He leaves a record every bit as impressive as at the DFEE. During his year at the helm, Cortecs' losses have grown to pound;22 million and its share price crashed from 200p to 14p. Its leading product was withdrawn and it paid out a tidy pound;1.3m in an out-of-court settlement to Patten's predecessor, Glen Travers, forced out as chair and chief executive after revelations that his pay packet included a whopping pound;300,000 a year in benefits, including helicopter lessons.
(Out of court settlements are a Patten speciality - he famously had to reach one with Tim Brighouse after calling him a nutter and a madman.)
None of this can be laid at Patten's door, as a company spokesman is keen to stress. He stepped into the breach at the request of shareholders and cut costs, raised pound;5m in the City and oversaw a major restructuring. He leaves because "the type of non-executive director the company needs has changed".
Cortecs has marked his year by changing its name and moving to Wales. Many teachers wish they could have done the same in the early 1990s.
MORRIS LIFT DRAMA
SCENES OF high drama at Sanctuary Buildings as ministers prepared for their first question time back from their hols. Estelle Morris, worried as ever about being late, was horrified to find herself stuck in the lift.
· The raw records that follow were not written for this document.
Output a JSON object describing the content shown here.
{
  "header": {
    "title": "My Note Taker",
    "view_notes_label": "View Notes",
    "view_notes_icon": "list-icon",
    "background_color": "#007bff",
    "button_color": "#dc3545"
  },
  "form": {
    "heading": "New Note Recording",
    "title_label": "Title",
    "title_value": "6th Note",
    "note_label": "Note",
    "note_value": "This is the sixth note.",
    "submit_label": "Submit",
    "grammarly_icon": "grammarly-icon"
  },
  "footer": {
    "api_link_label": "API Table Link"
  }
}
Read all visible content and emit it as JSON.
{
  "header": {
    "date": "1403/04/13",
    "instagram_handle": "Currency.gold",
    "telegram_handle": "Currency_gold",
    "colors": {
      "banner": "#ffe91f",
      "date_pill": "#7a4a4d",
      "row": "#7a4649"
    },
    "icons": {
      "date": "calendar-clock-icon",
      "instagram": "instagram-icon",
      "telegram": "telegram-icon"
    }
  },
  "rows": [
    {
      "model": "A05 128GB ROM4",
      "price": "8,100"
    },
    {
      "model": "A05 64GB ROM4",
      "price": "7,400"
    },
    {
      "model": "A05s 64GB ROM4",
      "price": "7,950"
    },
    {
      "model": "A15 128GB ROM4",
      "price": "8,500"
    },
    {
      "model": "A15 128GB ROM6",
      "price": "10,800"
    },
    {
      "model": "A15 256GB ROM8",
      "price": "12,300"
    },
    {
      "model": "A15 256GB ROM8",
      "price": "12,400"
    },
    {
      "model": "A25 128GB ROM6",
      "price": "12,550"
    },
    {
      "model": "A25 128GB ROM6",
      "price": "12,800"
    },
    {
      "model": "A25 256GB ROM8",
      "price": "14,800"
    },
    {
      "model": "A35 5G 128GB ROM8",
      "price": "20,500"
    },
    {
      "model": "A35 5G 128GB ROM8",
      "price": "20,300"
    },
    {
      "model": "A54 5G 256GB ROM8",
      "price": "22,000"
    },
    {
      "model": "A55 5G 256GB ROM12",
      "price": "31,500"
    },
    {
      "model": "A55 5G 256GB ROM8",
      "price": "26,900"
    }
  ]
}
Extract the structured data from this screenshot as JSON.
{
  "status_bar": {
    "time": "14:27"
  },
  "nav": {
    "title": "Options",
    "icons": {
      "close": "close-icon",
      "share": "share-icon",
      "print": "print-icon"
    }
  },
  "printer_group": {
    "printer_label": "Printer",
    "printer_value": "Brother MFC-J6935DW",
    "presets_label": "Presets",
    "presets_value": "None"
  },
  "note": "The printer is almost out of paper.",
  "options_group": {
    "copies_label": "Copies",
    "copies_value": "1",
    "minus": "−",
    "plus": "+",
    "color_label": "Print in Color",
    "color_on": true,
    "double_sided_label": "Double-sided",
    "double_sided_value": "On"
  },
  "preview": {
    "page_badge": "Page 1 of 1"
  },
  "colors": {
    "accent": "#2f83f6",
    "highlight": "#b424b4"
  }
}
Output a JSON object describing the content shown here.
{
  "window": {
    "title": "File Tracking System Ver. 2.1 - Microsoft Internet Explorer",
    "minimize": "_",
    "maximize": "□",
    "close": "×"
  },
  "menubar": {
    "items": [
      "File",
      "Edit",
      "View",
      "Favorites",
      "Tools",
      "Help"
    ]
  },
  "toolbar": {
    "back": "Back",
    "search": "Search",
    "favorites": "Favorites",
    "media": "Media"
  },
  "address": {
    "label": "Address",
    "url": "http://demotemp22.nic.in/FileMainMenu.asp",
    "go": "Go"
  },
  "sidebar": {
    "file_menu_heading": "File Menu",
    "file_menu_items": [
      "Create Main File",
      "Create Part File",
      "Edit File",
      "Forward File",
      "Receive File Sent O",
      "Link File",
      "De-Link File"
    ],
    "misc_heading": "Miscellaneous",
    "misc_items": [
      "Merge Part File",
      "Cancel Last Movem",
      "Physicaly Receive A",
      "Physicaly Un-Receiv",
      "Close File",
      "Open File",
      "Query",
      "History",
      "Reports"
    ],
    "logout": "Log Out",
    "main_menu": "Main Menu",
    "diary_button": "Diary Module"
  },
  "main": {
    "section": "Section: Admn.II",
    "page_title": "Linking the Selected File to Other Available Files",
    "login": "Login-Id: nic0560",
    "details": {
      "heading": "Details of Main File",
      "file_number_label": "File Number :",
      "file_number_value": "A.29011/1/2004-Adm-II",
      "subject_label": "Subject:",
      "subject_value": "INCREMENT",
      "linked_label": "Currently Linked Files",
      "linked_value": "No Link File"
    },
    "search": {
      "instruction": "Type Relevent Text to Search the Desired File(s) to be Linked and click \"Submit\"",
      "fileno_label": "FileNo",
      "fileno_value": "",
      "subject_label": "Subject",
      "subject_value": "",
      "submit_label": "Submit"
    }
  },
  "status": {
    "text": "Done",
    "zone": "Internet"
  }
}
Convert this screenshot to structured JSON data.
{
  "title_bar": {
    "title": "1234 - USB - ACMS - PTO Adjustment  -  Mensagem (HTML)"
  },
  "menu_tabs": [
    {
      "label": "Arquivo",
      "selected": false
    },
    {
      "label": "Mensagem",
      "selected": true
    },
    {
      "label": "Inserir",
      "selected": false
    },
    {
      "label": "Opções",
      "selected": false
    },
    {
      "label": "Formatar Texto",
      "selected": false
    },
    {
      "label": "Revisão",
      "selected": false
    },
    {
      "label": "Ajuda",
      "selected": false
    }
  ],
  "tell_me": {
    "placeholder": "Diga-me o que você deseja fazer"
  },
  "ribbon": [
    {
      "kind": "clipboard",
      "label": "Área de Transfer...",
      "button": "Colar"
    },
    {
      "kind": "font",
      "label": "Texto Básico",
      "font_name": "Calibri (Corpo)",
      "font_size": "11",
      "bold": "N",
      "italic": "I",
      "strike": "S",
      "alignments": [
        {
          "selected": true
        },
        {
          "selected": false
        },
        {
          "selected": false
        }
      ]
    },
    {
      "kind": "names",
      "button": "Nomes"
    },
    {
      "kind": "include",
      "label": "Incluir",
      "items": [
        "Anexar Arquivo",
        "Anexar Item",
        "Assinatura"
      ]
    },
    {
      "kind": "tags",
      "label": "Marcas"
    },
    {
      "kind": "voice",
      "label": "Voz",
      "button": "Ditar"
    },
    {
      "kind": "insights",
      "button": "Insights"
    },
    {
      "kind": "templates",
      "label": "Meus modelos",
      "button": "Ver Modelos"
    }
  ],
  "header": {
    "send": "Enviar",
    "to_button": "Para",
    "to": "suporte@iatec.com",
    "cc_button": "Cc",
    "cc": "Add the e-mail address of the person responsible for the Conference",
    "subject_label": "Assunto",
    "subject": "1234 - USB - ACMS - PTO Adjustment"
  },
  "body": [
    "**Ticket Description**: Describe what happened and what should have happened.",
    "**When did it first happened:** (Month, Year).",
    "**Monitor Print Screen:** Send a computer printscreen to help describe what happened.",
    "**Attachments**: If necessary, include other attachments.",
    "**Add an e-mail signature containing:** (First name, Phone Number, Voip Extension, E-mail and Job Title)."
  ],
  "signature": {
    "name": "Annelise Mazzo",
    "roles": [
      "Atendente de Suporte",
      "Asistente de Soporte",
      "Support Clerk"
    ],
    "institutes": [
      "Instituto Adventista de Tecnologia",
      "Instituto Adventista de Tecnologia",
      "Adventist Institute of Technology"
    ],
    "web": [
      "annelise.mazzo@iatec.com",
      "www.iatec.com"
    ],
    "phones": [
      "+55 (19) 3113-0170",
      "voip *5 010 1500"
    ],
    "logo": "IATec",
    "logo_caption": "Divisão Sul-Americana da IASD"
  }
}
She frantically started calling people on her mobile phone, and Jacqui Smith - facing her first questions as minister - faced the palm-moistening prospect of giving Estelle's answers as well as her own.
Luckily, the doors were prised open in time and, since the lift wasn't between floors, Estelle didn't even have to be hauled out by her armpits. Later, she found herself returning to her office in the same lift.
Had it been fixed? What do you think?
MORE SLAPPED wrists for the DFEE, this time from those stern critics in Class 9 at Northowram primary school, Halifax, over a year-planner sent out with its free teachers' magazine.
Teacher Lesley Bowyer intended to use it as a class calendar - until her pupils rose up in protest. "We were appalled," the 31 Year 5 pupils write indignantly to The TES, "to see that the months were written in lower case letters".
Sharp-eyed readers of the literacy strategy, they knew that capitals should be taught in Year 1. "The DFEE tells us that we have to use capital letters but they don't use them. Is this fair?" they ask.
The calendar has been duly sent to Number 10 - "it is no use to us" - and the DFEE has been e-mailed. No response so far from either: Mrs Bowyer warns the PM that Labour faces electoral consequences come 2008 from 31 angry pupils if he doesn't shape up.